■ **PROBLEM STATEMENT**
Give the number of lines in these entries that contain the string "type", with no further comment.

■ **EXTRACTED DATA**

*** Block opens ***

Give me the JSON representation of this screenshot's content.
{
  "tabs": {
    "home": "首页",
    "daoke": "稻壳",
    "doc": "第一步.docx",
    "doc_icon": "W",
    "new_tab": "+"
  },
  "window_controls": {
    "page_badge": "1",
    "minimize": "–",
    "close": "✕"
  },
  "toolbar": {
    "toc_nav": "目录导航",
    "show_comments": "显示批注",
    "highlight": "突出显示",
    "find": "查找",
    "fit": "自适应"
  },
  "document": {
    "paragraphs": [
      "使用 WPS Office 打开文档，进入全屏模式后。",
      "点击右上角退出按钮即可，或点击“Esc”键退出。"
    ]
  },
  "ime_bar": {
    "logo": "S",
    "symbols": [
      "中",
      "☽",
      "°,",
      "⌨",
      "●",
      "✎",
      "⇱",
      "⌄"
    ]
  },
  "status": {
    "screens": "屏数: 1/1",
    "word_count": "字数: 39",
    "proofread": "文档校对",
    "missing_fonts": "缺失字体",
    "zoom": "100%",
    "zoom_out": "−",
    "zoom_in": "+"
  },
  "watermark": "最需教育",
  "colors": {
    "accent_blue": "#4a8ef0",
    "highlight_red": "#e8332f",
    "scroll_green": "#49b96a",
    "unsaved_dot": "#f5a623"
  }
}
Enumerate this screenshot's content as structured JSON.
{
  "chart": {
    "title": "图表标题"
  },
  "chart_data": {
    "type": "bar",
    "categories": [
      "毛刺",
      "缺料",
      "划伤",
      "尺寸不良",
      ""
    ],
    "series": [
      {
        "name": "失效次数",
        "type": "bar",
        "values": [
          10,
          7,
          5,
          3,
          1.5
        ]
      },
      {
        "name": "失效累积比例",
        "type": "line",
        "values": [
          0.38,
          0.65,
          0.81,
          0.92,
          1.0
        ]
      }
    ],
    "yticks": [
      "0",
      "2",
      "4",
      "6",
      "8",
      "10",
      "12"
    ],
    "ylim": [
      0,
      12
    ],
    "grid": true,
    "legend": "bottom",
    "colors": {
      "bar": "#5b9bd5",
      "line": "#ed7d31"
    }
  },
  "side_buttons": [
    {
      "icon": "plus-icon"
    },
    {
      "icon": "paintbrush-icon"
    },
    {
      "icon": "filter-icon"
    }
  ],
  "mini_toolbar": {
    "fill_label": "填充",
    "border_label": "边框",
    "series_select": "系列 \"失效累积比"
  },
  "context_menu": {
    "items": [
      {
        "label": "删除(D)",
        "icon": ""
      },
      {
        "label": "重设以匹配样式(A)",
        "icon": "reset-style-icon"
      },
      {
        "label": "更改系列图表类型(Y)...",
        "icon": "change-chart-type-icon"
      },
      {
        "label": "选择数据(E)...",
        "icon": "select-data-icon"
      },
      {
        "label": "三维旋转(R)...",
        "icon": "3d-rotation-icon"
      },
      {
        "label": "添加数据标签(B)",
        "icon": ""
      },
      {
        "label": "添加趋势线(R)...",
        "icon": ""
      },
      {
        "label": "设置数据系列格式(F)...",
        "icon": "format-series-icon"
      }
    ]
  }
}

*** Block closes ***

■ **TASK SOLUTION**
4